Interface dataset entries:
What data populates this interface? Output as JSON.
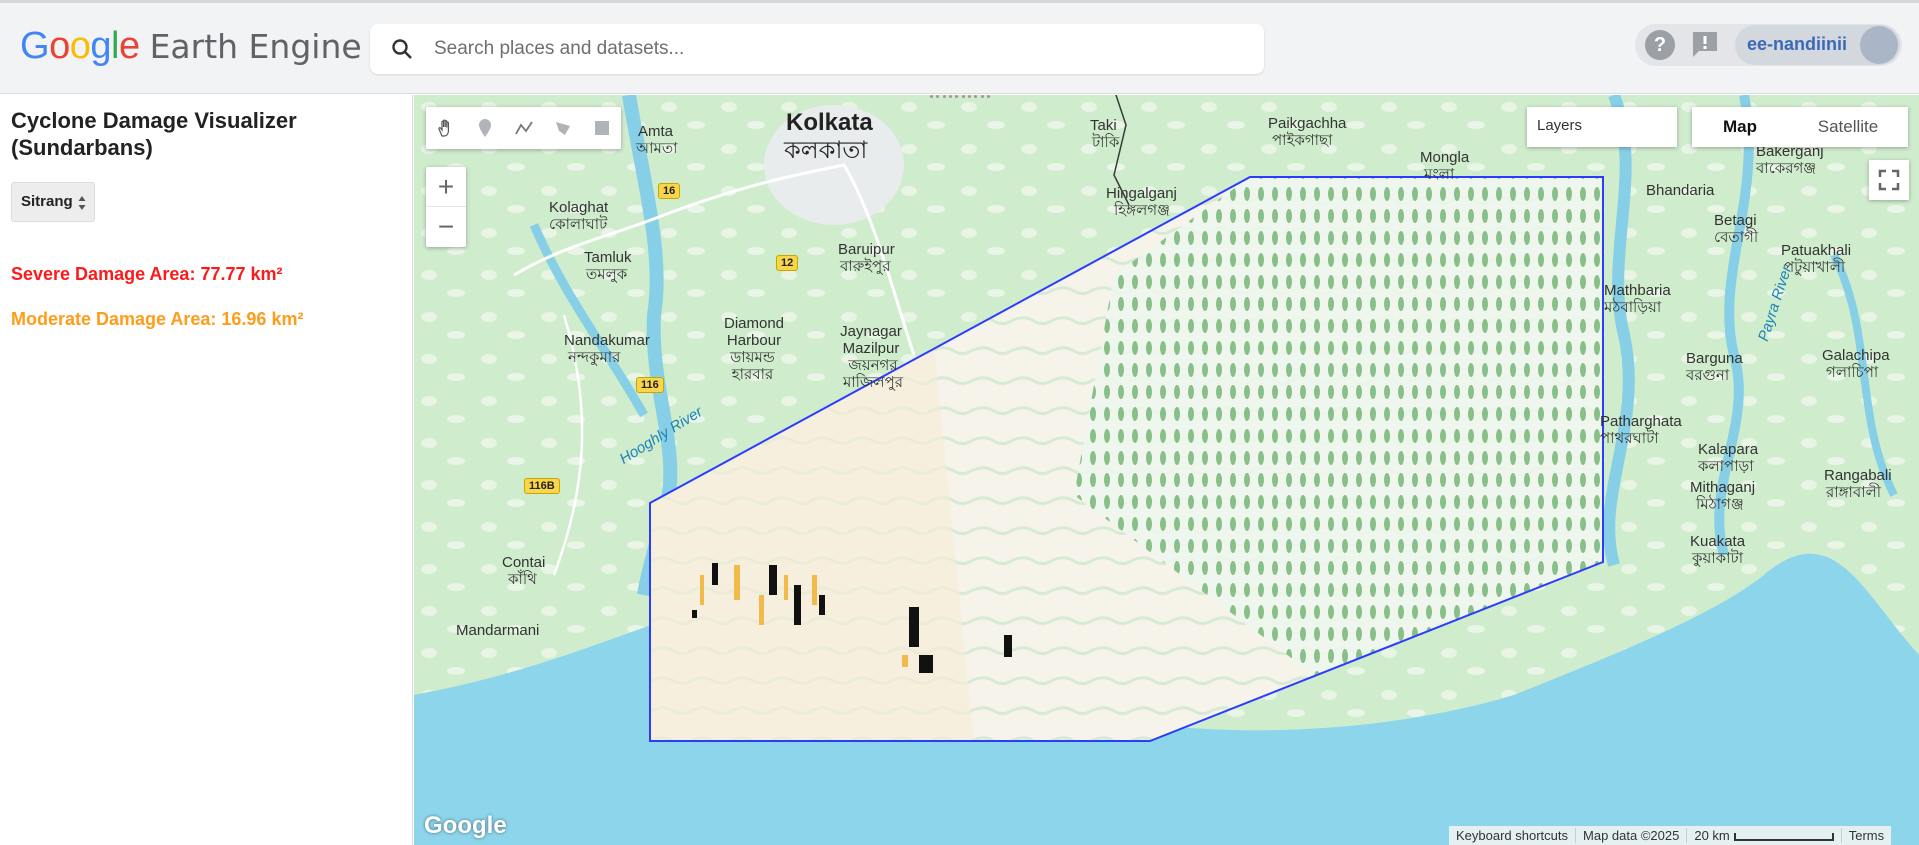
{
  "header": {
    "logo_letters": [
      {
        "ch": "G",
        "color": "#4285f4"
      },
      {
        "ch": "o",
        "color": "#ea4335"
      },
      {
        "ch": "o",
        "color": "#fbbc05"
      },
      {
        "ch": "g",
        "color": "#4285f4"
      },
      {
        "ch": "l",
        "color": "#34a853"
      },
      {
        "ch": "e",
        "color": "#ea4335"
      }
    ],
    "product_name": "Earth Engine",
    "search_placeholder": "Search places and datasets...",
    "help_icon_glyph": "?",
    "username": "ee-nandiinii"
  },
  "panel": {
    "title": "Cyclone Damage Visualizer (Sundarbans)",
    "cyclone_selected": "Sitrang",
    "severe_damage": "Severe Damage Area: 77.77 km²",
    "moderate_damage": "Moderate Damage Area: 16.96 km²",
    "severe_color": "#ff1a1a",
    "moderate_color": "#ff9c1a"
  },
  "map": {
    "controls": {
      "zoom_in": "+",
      "zoom_out": "−",
      "layers": "Layers",
      "map_type_map": "Map",
      "map_type_satellite": "Satellite"
    },
    "google_wordmark": "Google",
    "attribution": {
      "keyboard": "Keyboard shortcuts",
      "data": "Map data ©2025",
      "scale": "20 km",
      "terms": "Terms"
    },
    "labels": {
      "kolkata": "Kolkata",
      "kolkata_bn": "কলকাতা",
      "amta": "Amta",
      "amta_bn": "আমতা",
      "kolaghat": "Kolaghat",
      "kolaghat_bn": "কোলাঘাট",
      "baruipur": "Baruipur",
      "baruipur_bn": "বারুইপুর",
      "tamluk": "Tamluk",
      "tamluk_bn": "তমলুক",
      "diamond_harbour": "Diamond Harbour",
      "diamond_harbour_bn": "ডায়মন্ড হারবার",
      "jaynagar": "Jaynagar Mazilpur",
      "jaynagar_bn": "জয়নগর মাজিলপুর",
      "nandakumar": "Nandakumar",
      "nandakumar_bn": "নন্দকুমার",
      "contai": "Contai",
      "contai_bn": "কাঁথি",
      "mandarmani": "Mandarmani",
      "taki": "Taki",
      "taki_bn": "টাকি",
      "hingalganj": "Hingalganj",
      "hingalganj_bn": "হিঙ্গলগঞ্জ",
      "paikgachha": "Paikgachha",
      "paikgachha_bn": "পাইকগাছা",
      "mongla": "Mongla",
      "mongla_bn": "মংলা",
      "bhandaria": "Bhandaria",
      "bakerganj": "Bakerganj",
      "bakerganj_bn": "বাকেরগঞ্জ",
      "betagi": "Betagi",
      "betagi_bn": "বেতাগী",
      "patuakhali": "Patuakhali",
      "patuakhali_bn": "পটুয়াখালী",
      "mathbaria": "Mathbaria",
      "mathbaria_bn": "মঠবাড়িয়া",
      "barguna": "Barguna",
      "barguna_bn": "বরগুনা",
      "galachipa": "Galachipa",
      "galachipa_bn": "গলাচিপা",
      "patharghata": "Patharghata",
      "patharghata_bn": "পাথরঘাটা",
      "kalapara": "Kalapara",
      "kalapara_bn": "কলাপাড়া",
      "mithaganj": "Mithaganj",
      "mithaganj_bn": "মিঠাগঞ্জ",
      "rangabali": "Rangabali",
      "rangabali_bn": "রাঙ্গাবালী",
      "kuakata": "Kuakata",
      "kuakata_bn": "কুয়াকাটা",
      "hooghly_river": "Hooghly River",
      "payra_river": "Payra River",
      "road_16": "16",
      "road_12": "12",
      "road_116": "116",
      "road_116b": "116B"
    }
  }
}
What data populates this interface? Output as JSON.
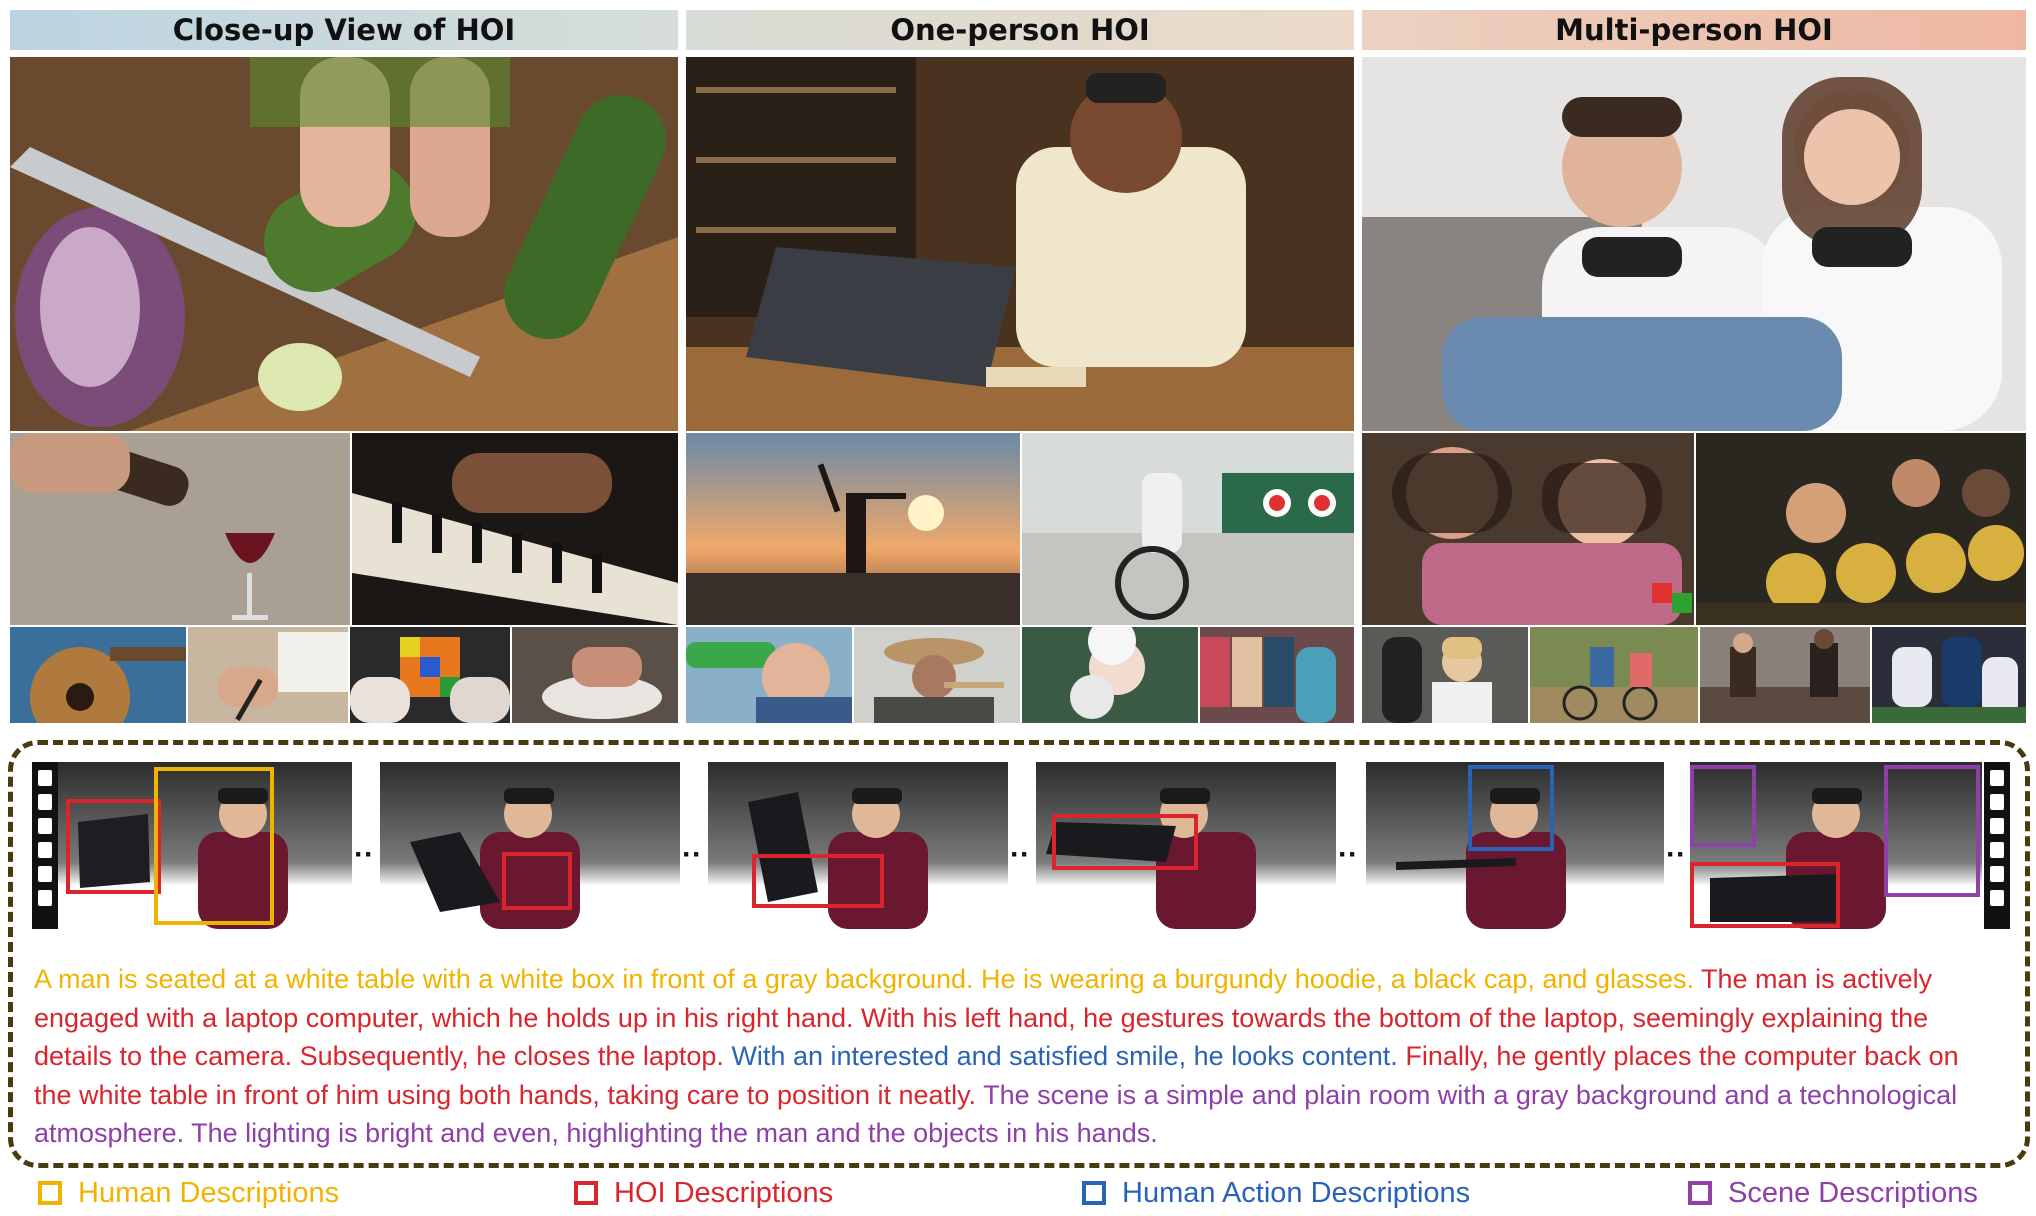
{
  "headers": {
    "closeup": "Close-up View of HOI",
    "one_person": "One-person HOI",
    "multi_person": "Multi-person HOI"
  },
  "caption": {
    "human": "A man is seated at a white table with a white box in front of a gray background. He is wearing a burgundy hoodie, a black cap, and glasses.",
    "hoi_1": "The man is actively engaged with a laptop computer, which he holds up in his right hand. With his left hand, he gestures towards the bottom of the laptop, seemingly explaining the details to the camera. Subsequently, he closes the laptop.",
    "action": "With an interested and satisfied smile, he looks content.",
    "hoi_2": "Finally, he gently places the computer back on the white table in front of him using both hands, taking care to position it neatly.",
    "scene": "The scene is a simple and plain room with a gray background and a technological atmosphere. The lighting is bright and even, highlighting the man and the objects in his hands."
  },
  "legend": {
    "human": "Human Descriptions",
    "hoi": "HOI Descriptions",
    "action": "Human Action Descriptions",
    "scene": "Scene Descriptions"
  },
  "colors": {
    "human": "#f0b400",
    "hoi": "#d9262e",
    "action": "#2a62b8",
    "scene": "#8e3fa8",
    "border": "#4a3a10"
  },
  "ellipsis": "··"
}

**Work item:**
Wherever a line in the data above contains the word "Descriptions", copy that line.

**Result of this exercise:**
    "human": "Human Descriptions",
    "hoi": "HOI Descriptions",
    "action": "Human Action Descriptions",
    "scene": "Scene Descriptions"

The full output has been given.